What you return should match the records below exactly.

[Data listing — start]

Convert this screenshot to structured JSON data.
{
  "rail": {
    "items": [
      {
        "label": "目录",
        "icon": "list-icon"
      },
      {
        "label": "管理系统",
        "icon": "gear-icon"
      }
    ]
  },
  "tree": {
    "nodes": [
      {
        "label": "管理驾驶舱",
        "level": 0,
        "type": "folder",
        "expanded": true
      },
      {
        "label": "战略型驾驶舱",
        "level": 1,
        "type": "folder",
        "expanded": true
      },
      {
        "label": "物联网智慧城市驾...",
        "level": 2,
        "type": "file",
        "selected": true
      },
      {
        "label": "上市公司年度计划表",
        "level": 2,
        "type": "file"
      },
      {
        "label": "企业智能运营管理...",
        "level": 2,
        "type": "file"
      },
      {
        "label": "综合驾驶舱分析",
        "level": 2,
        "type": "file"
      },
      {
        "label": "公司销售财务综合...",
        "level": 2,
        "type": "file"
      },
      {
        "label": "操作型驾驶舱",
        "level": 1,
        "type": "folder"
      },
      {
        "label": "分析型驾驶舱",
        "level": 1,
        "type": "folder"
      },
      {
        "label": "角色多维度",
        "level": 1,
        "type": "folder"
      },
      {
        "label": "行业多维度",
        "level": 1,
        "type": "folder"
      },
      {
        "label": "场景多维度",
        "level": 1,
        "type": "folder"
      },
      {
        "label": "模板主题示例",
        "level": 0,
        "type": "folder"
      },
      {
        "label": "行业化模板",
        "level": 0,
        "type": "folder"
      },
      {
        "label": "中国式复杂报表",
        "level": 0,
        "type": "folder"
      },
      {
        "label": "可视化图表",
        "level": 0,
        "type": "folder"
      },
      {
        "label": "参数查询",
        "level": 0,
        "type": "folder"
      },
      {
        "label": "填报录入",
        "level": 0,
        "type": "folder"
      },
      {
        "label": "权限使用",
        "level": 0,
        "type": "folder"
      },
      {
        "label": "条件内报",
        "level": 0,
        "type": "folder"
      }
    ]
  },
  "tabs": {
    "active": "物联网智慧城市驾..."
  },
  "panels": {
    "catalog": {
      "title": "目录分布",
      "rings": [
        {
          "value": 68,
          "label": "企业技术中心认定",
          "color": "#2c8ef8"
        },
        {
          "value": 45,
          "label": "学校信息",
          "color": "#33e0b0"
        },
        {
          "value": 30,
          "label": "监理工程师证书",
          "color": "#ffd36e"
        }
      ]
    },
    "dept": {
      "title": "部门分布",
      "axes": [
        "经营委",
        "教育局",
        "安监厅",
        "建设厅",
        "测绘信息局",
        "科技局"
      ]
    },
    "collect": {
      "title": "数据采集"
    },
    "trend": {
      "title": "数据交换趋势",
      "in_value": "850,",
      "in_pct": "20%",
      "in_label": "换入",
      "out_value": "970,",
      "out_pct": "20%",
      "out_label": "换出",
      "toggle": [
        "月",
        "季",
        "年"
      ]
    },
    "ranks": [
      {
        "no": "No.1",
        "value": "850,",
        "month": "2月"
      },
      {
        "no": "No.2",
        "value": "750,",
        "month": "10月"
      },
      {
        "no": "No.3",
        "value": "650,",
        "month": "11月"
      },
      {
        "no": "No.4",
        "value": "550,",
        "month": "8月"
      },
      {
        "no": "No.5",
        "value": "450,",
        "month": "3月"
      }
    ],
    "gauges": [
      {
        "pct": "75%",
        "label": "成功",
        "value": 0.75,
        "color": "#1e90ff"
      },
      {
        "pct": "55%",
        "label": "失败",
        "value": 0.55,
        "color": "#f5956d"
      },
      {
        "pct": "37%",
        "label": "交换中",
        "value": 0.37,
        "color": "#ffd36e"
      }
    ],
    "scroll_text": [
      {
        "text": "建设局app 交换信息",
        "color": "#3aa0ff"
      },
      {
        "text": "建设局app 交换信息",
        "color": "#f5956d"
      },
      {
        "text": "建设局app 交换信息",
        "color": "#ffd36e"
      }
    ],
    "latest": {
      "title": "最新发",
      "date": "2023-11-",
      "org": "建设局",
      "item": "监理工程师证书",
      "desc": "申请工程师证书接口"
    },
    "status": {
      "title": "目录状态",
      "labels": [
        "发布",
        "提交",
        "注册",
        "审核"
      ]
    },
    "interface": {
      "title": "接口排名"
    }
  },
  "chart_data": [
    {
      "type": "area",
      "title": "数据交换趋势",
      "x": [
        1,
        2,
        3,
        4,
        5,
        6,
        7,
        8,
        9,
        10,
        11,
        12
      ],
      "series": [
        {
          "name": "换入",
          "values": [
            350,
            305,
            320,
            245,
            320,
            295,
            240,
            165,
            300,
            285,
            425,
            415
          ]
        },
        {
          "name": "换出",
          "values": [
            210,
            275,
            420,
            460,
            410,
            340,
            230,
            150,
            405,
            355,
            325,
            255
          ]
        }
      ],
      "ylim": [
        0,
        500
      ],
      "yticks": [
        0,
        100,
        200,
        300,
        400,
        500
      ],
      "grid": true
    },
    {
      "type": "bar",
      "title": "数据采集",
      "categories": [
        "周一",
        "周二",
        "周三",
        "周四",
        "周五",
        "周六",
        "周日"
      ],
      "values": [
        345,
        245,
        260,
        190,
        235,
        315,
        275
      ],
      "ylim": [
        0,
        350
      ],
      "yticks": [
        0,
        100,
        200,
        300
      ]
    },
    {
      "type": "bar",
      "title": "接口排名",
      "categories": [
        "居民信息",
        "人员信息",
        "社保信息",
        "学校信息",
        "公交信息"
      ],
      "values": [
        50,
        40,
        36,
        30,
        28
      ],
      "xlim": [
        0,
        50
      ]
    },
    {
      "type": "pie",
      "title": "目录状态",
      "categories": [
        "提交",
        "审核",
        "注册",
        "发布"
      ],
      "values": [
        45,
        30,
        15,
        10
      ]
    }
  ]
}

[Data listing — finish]

* _Expected answer_:
Convert this screenshot to structured JSON data.
{
  "rail": {
    "items": [
      {
        "label": "目录",
        "icon": "list-icon"
      },
      {
        "label": "管理系统",
        "icon": "gear-icon"
      }
    ]
  },
  "tree": {
    "nodes": [
      {
        "label": "管理驾驶舱",
        "level": 0,
        "type": "folder",
        "expanded": true
      },
      {
        "label": "战略型驾驶舱",
        "level": 1,
        "type": "folder",
        "expanded": true
      },
      {
        "label": "物联网智慧城市驾...",
        "level": 2,
        "type": "file",
        "selected": true
      },
      {
        "label": "上市公司年度计划表",
        "level": 2,
        "type": "file"
      },
      {
        "label": "企业智能运营管理...",
        "level": 2,
        "type": "file"
      },
      {
        "label": "综合驾驶舱分析",
        "level": 2,
        "type": "file"
      },
      {
        "label": "公司销售财务综合...",
        "level": 2,
        "type": "file"
      },
      {
        "label": "操作型驾驶舱",
        "level": 1,
        "type": "folder"
      },
      {
        "label": "分析型驾驶舱",
        "level": 1,
        "type": "folder"
      },
      {
        "label": "角色多维度",
        "level": 1,
        "type": "folder"
      },
      {
        "label": "行业多维度",
        "level": 1,
        "type": "folder"
      },
      {
        "label": "场景多维度",
        "level": 1,
        "type": "folder"
      },
      {
        "label": "模板主题示例",
        "level": 0,
        "type": "folder"
      },
      {
        "label": "行业化模板",
        "level": 0,
        "type": "folder"
      },
      {
        "label": "中国式复杂报表",
        "level": 0,
        "type": "folder"
      },
      {
        "label": "可视化图表",
        "level": 0,
        "type": "folder"
      },
      {
        "label": "参数查询",
        "level": 0,
        "type": "folder"
      },
      {
        "label": "填报录入",
        "level": 0,
        "type": "folder"
      },
      {
        "label": "权限使用",
        "level": 0,
        "type": "folder"
      },
      {
        "label": "条件内报",
        "level": 0,
        "type": "folder"
      }
    ]
  },
  "tabs": {
    "active": "物联网智慧城市驾..."
  },
  "panels": {
    "catalog": {
      "title": "目录分布",
      "rings": [
        {
          "value": 68,
          "label": "企业技术中心认定",
          "color": "#2c8ef8"
        },
        {
          "value": 45,
          "label": "学校信息",
          "color": "#33e0b0"
        },
        {
          "value": 30,
          "label": "监理工程师证书",
          "color": "#ffd36e"
        }
      ]
    },
    "dept": {
      "title": "部门分布",
      "axes": [
        "经营委",
        "教育局",
        "安监厅",
        "建设厅",
        "测绘信息局",
        "科技局"
      ]
    },
    "collect": {
      "title": "数据采集"
    },
    "trend": {
      "title": "数据交换趋势",
      "in_value": "850,",
      "in_pct": "20%",
      "in_label": "换入",
      "out_value": "970,",
      "out_pct": "20%",
      "out_label": "换出",
      "toggle": [
        "月",
        "季",
        "年"
      ]
    },
    "ranks": [
      {
        "no": "No.1",
        "value": "850,",
        "month": "2月"
      },
      {
        "no": "No.2",
        "value": "750,",
        "month": "10月"
      },
      {
        "no": "No.3",
        "value": "650,",
        "month": "11月"
      },
      {
        "no": "No.4",
        "value": "550,",
        "month": "8月"
      },
      {
        "no": "No.5",
        "value": "450,",
        "month": "3月"
      }
    ],
    "gauges": [
      {
        "pct": "75%",
        "label": "成功",
        "value": 0.75,
        "color": "#1e90ff"
      },
      {
        "pct": "55%",
        "label": "失败",
        "value": 0.55,
        "color": "#f5956d"
      },
      {
        "pct": "37%",
        "label": "交换中",
        "value": 0.37,
        "color": "#ffd36e"
      }
    ],
    "scroll_text": [
      {
        "text": "建设局app 交换信息",
        "color": "#3aa0ff"
      },
      {
        "text": "建设局app 交换信息",
        "color": "#f5956d"
      },
      {
        "text": "建设局app 交换信息",
        "color": "#ffd36e"
      }
    ],
    "latest": {
      "title": "最新发",
      "date": "2023-11-",
      "org": "建设局",
      "item": "监理工程师证书",
      "desc": "申请工程师证书接口"
    },
    "status": {
      "title": "目录状态",
      "labels": [
        "发布",
        "提交",
        "注册",
        "审核"
      ]
    },
    "interface": {
      "title": "接口排名"
    }
  },
  "chart_data": [
    {
      "type": "area",
      "title": "数据交换趋势",
      "x": [
        1,
        2,
        3,
        4,
        5,
        6,
        7,
        8,
        9,
        10,
        11,
        12
      ],
      "series": [
        {
          "name": "换入",
          "values": [
            350,
            305,
            320,
            245,
            320,
            295,
            240,
            165,
            300,
            285,
            425,
            415
          ]
        },
        {
          "name": "换出",
          "values": [
            210,
            275,
            420,
            460,
            410,
            340,
            230,
            150,
            405,
            355,
            325,
            255
          ]
        }
      ],
      "ylim": [
        0,
        500
      ],
      "yticks": [
        0,
        100,
        200,
        300,
        400,
        500
      ],
      "grid": true
    },
    {
      "type": "bar",
      "title": "数据采集",
      "categories": [
        "周一",
        "周二",
        "周三",
        "周四",
        "周五",
        "周六",
        "周日"
      ],
      "values": [
        345,
        245,
        260,
        190,
        235,
        315,
        275
      ],
      "ylim": [
        0,
        350
      ],
      "yticks": [
        0,
        100,
        200,
        300
      ]
    },
    {
      "type": "bar",
      "title": "接口排名",
      "categories": [
        "居民信息",
        "人员信息",
        "社保信息",
        "学校信息",
        "公交信息"
      ],
      "values": [
        50,
        40,
        36,
        30,
        28
      ],
      "xlim": [
        0,
        50
      ]
    },
    {
      "type": "pie",
      "title": "目录状态",
      "categories": [
        "提交",
        "审核",
        "注册",
        "发布"
      ],
      "values": [
        45,
        30,
        15,
        10
      ]
    }
  ]
}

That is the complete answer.